Find each line of the entries with the string "table", please, and copy it.
Recorded data Block Start
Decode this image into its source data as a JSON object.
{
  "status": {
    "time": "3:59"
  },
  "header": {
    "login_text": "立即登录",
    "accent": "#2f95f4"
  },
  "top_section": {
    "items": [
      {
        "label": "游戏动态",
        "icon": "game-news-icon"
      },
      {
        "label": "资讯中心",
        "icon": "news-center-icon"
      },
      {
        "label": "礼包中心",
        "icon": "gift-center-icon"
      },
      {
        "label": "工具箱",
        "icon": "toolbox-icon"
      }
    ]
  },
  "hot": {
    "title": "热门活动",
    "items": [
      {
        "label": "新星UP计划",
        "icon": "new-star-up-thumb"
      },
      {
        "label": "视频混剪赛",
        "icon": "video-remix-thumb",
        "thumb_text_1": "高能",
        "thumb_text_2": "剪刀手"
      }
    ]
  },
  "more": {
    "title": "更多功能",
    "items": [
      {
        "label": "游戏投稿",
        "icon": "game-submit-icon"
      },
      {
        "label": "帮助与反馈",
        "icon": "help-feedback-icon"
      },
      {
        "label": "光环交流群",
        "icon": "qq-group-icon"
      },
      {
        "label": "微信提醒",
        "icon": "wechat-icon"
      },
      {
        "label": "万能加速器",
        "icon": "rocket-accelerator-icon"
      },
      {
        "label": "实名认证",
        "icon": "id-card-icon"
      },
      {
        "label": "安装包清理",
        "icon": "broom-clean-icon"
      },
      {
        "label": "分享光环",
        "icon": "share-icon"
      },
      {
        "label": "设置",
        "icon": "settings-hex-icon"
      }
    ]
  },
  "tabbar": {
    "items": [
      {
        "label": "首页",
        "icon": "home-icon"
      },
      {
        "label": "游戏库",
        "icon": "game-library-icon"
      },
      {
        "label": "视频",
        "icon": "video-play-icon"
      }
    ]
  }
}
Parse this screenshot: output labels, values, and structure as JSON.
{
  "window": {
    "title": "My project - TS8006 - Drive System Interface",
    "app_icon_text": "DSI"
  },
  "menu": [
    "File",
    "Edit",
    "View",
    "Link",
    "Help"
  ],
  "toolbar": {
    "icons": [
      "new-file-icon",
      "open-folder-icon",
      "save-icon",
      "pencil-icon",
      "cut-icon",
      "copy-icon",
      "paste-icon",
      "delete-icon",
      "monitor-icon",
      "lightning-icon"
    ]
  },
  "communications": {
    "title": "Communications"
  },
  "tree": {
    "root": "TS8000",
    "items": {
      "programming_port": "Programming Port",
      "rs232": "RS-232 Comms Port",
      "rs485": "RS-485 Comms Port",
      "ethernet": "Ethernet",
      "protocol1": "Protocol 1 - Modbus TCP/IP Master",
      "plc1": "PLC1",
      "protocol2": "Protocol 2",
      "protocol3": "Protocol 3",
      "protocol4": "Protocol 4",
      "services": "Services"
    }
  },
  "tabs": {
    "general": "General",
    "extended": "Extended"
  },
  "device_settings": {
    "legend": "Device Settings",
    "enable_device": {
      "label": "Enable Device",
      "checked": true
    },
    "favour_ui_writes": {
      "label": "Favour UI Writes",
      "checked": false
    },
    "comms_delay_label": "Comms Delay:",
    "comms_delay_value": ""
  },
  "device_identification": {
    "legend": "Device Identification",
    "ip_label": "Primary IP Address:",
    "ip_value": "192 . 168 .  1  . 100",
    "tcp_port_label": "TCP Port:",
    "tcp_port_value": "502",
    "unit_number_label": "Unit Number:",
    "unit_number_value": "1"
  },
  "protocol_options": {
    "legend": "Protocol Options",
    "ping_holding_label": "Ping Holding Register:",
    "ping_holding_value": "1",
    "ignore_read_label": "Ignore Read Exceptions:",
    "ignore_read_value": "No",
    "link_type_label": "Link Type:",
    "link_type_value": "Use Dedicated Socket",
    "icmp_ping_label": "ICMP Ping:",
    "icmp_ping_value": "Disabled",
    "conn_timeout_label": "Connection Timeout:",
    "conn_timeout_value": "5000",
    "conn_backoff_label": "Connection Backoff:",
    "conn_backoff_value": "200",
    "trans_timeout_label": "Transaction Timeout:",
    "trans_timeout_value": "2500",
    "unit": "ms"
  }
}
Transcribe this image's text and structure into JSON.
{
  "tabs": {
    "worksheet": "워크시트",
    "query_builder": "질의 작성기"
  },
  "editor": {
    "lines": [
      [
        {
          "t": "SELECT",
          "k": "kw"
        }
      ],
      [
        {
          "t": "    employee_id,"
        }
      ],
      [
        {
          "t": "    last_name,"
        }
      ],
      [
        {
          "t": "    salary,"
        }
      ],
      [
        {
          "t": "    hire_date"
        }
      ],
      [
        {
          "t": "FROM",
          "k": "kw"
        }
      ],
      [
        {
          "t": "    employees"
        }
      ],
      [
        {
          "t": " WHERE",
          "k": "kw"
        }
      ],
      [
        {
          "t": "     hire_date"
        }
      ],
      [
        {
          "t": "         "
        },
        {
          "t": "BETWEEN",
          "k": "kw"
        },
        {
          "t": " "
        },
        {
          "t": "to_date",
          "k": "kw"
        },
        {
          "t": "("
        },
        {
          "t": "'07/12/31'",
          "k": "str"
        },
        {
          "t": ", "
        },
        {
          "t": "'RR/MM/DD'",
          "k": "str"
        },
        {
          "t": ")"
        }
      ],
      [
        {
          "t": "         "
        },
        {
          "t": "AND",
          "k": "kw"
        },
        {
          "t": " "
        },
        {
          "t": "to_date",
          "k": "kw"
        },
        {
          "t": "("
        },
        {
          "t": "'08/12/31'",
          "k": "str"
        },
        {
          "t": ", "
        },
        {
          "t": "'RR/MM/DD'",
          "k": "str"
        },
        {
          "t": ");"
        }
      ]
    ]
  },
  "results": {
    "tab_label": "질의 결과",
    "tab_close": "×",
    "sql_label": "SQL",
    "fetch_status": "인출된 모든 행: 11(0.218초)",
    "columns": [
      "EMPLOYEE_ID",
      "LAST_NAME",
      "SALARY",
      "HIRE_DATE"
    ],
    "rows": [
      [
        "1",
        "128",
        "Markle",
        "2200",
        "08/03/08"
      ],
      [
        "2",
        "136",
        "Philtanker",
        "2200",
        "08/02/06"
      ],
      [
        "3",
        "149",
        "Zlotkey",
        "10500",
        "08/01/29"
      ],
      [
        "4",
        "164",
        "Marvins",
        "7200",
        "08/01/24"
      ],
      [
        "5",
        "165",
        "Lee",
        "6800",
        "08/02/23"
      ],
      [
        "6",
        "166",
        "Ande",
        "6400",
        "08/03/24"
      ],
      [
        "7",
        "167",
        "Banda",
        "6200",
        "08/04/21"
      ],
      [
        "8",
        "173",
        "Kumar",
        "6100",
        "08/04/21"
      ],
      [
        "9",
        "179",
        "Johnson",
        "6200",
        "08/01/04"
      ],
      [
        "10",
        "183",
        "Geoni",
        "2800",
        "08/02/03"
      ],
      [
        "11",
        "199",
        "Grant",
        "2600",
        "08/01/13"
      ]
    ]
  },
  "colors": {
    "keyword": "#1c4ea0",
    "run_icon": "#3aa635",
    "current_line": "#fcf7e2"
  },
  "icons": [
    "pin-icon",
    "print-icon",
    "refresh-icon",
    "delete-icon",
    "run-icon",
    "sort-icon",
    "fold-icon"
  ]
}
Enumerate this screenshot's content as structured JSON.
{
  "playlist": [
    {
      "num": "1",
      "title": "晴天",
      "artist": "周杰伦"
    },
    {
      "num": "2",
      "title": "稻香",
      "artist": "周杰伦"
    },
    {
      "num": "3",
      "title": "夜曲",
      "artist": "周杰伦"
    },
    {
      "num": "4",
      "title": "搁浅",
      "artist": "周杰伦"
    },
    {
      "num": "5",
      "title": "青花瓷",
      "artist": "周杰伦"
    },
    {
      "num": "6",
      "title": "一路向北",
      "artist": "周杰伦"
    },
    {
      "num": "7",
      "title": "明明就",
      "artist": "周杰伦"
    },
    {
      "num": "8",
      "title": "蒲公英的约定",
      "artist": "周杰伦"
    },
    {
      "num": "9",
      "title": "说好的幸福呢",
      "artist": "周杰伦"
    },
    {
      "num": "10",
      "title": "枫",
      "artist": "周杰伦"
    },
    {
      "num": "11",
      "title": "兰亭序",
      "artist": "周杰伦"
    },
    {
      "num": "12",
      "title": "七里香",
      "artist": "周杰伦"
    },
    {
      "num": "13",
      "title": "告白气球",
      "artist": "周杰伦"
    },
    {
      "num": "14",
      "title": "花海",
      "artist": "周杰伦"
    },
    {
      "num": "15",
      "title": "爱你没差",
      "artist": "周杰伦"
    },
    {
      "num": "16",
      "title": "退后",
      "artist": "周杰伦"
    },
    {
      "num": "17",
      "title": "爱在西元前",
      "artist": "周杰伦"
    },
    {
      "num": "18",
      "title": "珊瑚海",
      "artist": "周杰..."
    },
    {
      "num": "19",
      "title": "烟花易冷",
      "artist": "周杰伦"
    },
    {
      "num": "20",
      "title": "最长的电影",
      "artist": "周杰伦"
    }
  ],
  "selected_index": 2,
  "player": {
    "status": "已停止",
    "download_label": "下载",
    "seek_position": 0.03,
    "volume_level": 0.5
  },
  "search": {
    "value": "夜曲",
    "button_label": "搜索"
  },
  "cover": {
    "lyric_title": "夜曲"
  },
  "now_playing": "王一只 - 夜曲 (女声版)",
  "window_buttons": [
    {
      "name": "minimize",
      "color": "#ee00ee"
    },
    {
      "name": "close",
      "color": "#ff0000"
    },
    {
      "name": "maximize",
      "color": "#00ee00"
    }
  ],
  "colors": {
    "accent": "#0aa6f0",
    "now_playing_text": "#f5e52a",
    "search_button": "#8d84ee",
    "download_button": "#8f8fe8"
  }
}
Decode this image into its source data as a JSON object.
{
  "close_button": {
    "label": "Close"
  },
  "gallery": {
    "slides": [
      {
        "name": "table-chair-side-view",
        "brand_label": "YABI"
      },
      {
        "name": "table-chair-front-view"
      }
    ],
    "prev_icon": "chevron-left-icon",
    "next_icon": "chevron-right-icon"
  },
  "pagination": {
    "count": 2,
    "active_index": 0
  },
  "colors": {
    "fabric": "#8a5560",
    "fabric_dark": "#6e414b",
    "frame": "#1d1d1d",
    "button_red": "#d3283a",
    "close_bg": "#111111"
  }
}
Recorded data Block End
**Answer to this exercise:**
        "name": "table-chair-side-view",
        "name": "table-chair-front-view"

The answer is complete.